I did a clinic before a couples event this week. I generally let the people determine what subject I will discuss. They decided they wanted to learn about Course Management, as long as that meant determining how to decide what is the best way to play each hole.  

Good question! We all look at the hole from the tee and decide how we are going to play the hole. This is a good start in the process, but not always the best. Remember, the architect uses terrain, sand, water, trees, rocks, anything they can get their hands on when designing the hole.  

The purpose of utilizing all these elements is not just to define where the hole goes, but to present the desired look to the players. Part of “the look” is intended to play with the golfers mind, to intimidate the player and make them see things that may not really be there.  

For example: How often have you played a new course and seen a hole where the driving area is very tight off the tee. After trying to steer the ball into the narrow fairway, you end up hitting to some undesirable place far from the fairway. Now you realize the fairway is quite open. You can’t wait to play it the next time!

It’s OK to formulate your plan for playing a hole from the tee, but don’t formalize it until you have stood on the green and looked back towards the tee. Often times you’ll see a completely different hole, and the easiest or most logical line to follow is more obvious than from the tee.  

Things like the lake may not come out into the fairway nearly as far as it appeared when playing the hole. I would much rather play my approach shot from the left side of the fairway OR EVEN the left rough than from the right side of the hole. Or, there is no point in trying to hit over creek and bushes because I then stand a good chance of going into the sand.

And, “What if I hit a bad first or second shot and it takes me 3 to get where I wanted to be in 2?” Generally it’s best to avoid the risky shots and stick to your plan as much as possible. Remember, shots you know are high risk have a high probability for penalties. It’s not worth it.

Planning your play from the green will give you a better perspective of what you need to see, not what the architect wants you to see. Give it a try…it does work!

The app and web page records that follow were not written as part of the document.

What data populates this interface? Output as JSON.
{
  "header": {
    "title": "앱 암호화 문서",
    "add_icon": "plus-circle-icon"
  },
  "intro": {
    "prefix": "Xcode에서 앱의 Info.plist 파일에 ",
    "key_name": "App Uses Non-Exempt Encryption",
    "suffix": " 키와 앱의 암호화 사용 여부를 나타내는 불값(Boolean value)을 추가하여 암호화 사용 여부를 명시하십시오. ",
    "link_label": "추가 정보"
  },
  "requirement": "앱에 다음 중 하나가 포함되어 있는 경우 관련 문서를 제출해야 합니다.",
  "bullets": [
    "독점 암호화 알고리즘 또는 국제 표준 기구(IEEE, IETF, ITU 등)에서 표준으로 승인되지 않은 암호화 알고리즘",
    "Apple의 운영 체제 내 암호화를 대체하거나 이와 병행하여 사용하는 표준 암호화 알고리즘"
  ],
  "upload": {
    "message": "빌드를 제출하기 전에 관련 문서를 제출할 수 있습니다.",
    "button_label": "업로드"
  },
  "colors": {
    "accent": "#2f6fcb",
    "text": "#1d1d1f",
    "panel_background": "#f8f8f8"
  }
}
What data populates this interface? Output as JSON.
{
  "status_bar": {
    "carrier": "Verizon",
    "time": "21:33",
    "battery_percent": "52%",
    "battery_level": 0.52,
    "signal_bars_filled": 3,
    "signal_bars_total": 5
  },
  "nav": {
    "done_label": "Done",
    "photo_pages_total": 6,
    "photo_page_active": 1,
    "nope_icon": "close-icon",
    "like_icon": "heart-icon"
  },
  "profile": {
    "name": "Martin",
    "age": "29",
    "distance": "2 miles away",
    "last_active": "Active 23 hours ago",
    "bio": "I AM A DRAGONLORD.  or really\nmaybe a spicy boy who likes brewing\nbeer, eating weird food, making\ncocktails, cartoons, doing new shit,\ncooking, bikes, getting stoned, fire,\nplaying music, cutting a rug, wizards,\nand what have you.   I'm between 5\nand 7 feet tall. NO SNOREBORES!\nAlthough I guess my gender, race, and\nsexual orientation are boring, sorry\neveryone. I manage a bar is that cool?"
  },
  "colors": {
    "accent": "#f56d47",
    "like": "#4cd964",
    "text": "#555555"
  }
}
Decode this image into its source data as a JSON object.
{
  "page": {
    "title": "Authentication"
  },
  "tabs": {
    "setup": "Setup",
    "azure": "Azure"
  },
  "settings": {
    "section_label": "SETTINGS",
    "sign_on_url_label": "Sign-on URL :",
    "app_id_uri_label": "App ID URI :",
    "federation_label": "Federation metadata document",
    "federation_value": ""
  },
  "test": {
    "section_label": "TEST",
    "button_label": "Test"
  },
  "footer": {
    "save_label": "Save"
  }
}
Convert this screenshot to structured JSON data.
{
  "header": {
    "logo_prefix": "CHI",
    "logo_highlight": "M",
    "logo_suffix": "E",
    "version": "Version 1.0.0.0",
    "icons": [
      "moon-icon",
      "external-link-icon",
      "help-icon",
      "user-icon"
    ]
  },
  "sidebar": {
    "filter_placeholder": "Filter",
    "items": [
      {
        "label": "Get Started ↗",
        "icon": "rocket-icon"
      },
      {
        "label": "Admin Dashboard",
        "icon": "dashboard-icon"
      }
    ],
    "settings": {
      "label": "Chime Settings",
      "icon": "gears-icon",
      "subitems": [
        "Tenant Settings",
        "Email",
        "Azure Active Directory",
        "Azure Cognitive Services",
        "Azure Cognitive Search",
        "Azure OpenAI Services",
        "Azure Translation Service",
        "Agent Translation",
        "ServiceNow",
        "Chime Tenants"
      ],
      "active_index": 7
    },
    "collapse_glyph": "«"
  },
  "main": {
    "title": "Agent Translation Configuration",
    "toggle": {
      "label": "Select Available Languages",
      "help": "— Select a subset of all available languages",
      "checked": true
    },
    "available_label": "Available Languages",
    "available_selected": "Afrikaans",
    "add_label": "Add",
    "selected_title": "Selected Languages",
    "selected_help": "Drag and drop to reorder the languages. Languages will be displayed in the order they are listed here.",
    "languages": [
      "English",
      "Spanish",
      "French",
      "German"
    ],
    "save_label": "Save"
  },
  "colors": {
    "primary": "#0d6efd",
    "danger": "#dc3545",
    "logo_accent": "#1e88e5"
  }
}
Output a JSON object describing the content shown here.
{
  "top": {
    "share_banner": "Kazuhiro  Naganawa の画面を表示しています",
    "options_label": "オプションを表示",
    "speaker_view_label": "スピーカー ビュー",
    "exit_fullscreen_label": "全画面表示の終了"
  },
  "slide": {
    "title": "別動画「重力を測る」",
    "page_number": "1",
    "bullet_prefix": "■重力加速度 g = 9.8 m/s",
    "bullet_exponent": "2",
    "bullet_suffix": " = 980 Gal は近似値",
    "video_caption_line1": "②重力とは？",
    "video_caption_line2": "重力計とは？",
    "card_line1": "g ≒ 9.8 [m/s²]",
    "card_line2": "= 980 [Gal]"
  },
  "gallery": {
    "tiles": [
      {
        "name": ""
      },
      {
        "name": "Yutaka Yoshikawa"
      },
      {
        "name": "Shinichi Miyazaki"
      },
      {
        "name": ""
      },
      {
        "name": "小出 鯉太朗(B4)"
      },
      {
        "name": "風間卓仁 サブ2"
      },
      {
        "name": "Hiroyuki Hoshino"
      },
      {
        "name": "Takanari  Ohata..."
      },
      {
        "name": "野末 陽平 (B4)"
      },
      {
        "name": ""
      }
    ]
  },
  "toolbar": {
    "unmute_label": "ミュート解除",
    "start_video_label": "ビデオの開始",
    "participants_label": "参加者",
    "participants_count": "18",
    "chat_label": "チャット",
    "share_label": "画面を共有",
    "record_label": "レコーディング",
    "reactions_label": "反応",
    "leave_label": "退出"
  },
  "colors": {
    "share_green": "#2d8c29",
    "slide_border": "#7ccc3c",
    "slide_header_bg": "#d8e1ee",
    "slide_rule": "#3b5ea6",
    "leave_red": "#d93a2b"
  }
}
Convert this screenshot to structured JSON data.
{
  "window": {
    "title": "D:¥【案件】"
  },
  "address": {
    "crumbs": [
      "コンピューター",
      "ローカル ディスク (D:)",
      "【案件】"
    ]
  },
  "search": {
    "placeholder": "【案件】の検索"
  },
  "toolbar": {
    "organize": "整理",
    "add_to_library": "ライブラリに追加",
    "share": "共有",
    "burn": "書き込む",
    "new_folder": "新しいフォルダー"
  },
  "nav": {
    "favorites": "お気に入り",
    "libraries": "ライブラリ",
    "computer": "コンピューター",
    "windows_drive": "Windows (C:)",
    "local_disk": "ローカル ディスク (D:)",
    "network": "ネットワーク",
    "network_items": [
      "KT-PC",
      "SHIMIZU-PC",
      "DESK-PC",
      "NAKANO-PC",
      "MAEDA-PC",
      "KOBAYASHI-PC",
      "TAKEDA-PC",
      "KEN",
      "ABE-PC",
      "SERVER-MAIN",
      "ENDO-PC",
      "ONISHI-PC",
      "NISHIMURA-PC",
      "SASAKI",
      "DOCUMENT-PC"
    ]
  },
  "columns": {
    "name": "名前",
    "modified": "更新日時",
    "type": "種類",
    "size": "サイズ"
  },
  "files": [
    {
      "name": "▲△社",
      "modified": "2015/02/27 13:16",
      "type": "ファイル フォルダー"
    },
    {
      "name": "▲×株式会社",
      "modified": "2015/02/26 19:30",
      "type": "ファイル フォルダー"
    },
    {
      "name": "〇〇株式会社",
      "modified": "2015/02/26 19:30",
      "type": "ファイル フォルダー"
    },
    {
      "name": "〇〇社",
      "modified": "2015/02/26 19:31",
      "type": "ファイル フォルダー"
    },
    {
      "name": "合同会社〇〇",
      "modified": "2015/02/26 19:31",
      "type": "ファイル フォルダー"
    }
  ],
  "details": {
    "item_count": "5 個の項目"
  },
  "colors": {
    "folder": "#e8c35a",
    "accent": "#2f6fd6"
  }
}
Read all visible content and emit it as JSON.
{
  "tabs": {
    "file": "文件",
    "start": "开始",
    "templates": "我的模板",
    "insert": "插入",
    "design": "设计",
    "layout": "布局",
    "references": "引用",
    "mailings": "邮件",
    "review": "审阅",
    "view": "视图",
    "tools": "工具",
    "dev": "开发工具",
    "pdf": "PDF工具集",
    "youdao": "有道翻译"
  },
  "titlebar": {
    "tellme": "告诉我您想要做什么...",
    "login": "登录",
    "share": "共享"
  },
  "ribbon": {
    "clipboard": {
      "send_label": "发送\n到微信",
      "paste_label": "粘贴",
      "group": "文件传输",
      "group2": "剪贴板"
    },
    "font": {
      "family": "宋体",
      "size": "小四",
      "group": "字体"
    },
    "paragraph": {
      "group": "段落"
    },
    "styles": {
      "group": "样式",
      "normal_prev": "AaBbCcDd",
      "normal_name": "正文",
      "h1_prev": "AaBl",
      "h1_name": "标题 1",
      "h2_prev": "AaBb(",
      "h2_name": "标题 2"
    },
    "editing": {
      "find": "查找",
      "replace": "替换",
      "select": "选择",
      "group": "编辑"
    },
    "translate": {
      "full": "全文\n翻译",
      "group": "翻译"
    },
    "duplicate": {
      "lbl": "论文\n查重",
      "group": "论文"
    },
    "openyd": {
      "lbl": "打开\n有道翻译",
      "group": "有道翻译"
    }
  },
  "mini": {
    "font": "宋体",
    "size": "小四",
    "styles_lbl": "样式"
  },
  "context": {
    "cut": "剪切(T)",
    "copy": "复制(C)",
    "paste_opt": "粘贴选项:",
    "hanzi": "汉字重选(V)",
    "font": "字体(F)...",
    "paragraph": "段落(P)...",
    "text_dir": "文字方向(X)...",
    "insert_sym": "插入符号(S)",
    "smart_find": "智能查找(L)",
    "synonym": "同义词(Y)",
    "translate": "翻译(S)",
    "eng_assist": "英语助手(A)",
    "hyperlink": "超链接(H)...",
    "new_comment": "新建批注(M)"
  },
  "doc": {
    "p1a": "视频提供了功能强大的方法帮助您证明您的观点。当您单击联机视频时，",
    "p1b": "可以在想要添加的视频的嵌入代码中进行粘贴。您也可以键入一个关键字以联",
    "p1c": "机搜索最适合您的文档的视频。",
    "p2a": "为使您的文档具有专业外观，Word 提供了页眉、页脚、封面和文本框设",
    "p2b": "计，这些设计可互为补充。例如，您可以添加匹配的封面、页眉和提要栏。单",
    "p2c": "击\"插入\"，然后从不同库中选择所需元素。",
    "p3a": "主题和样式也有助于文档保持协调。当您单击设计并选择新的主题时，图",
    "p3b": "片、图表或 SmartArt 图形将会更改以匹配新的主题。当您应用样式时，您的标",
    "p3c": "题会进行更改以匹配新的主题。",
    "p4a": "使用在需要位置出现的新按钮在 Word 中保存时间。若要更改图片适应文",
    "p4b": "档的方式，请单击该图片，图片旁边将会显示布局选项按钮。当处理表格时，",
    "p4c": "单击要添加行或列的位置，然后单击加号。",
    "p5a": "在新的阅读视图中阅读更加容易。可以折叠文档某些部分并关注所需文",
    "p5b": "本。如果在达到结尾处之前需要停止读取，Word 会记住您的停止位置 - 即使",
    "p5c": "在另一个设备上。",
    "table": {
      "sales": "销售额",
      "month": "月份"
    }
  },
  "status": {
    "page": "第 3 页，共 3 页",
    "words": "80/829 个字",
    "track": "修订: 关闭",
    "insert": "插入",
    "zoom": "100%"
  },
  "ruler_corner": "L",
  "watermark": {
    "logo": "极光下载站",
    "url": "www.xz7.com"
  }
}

Kim Anders is a PGA Professional at Estrella del Mar Golf Community residing in Mazatlan, Sinaloa Mexico. You can reach Kim via email at jkanders4@gmail.com.